(Source records)
Segment Open

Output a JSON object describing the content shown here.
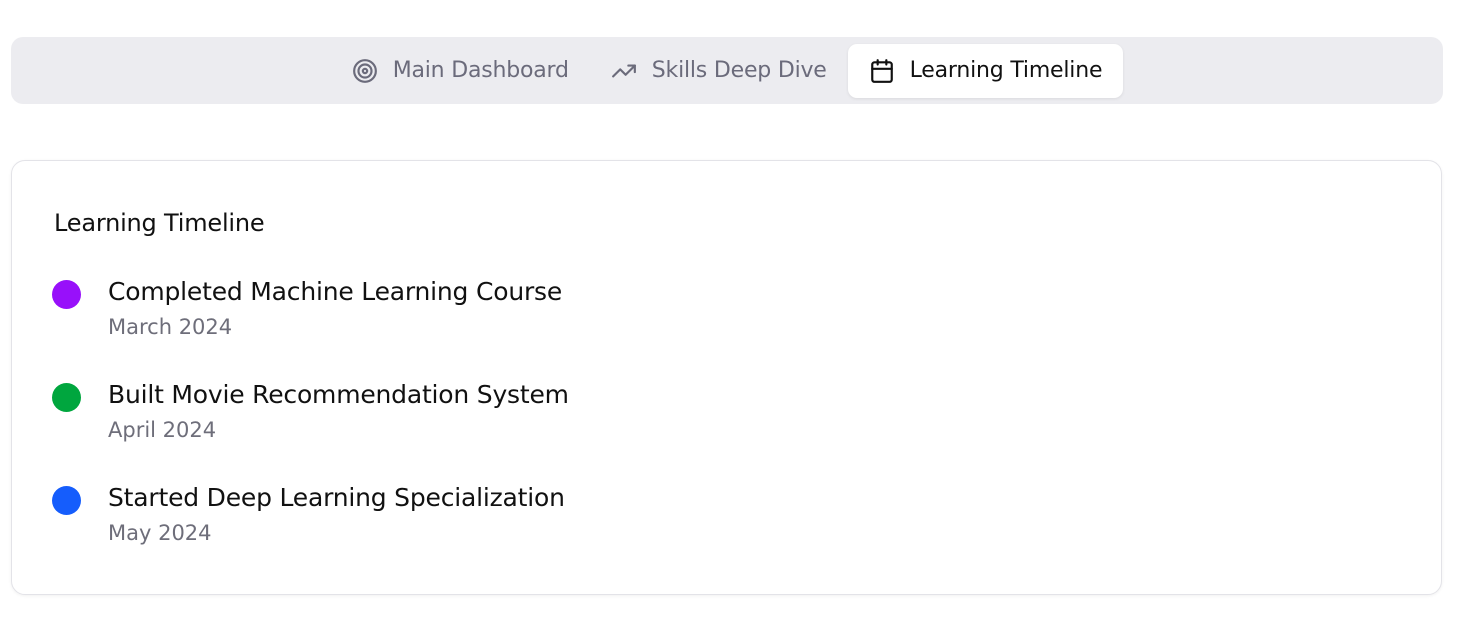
{
  "tabs": [
    {
      "label": "Main Dashboard",
      "icon": "target-icon",
      "active": false
    },
    {
      "label": "Skills Deep Dive",
      "icon": "trending-up-icon",
      "active": false
    },
    {
      "label": "Learning Timeline",
      "icon": "calendar-icon",
      "active": true
    }
  ],
  "card": {
    "title": "Learning Timeline",
    "events": [
      {
        "title": "Completed Machine Learning Course",
        "date": "March 2024",
        "color": "#9810fa"
      },
      {
        "title": "Built Movie Recommendation System",
        "date": "April 2024",
        "color": "#00a63e"
      },
      {
        "title": "Started Deep Learning Specialization",
        "date": "May 2024",
        "color": "#155dfc"
      }
    ]
  },
  "colors": {
    "tabbar_bg": "#ececf0",
    "inactive_text": "#6b6b7b",
    "muted_text": "#6e6e7a"
  }
}
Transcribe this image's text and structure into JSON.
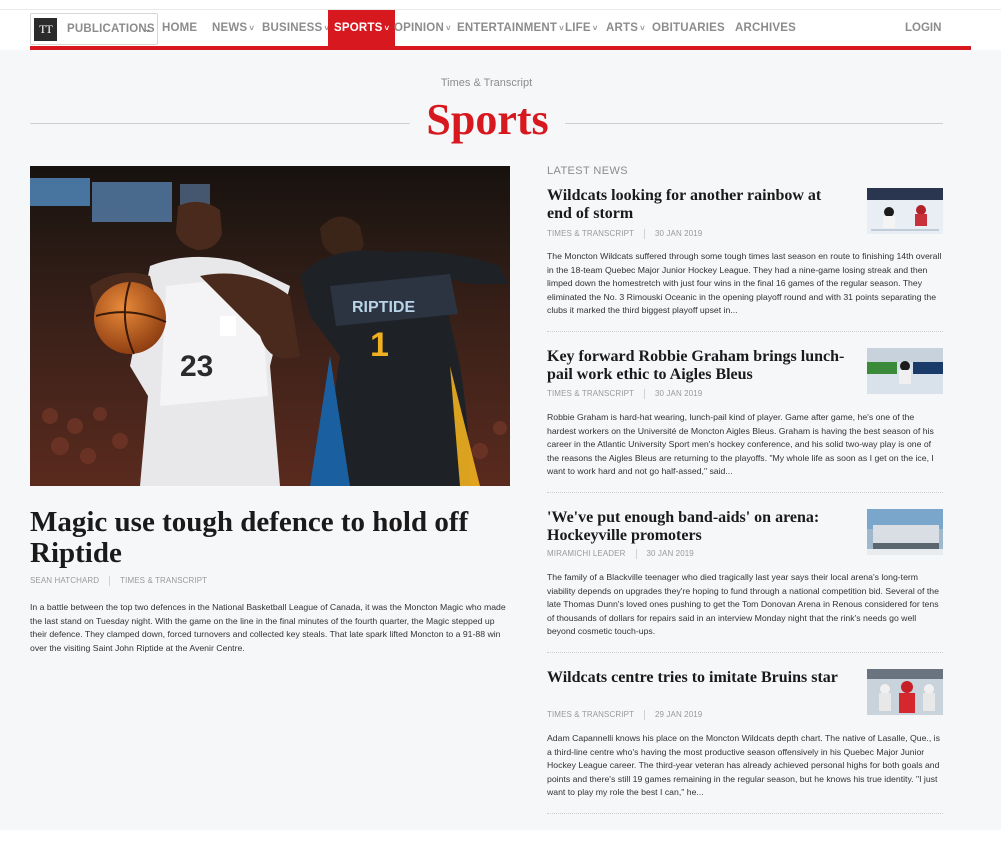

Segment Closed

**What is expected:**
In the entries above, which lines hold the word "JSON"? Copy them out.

**Exercise solution:**
Output a JSON object describing the content shown here.
Transcribe this image's text and structure into JSON.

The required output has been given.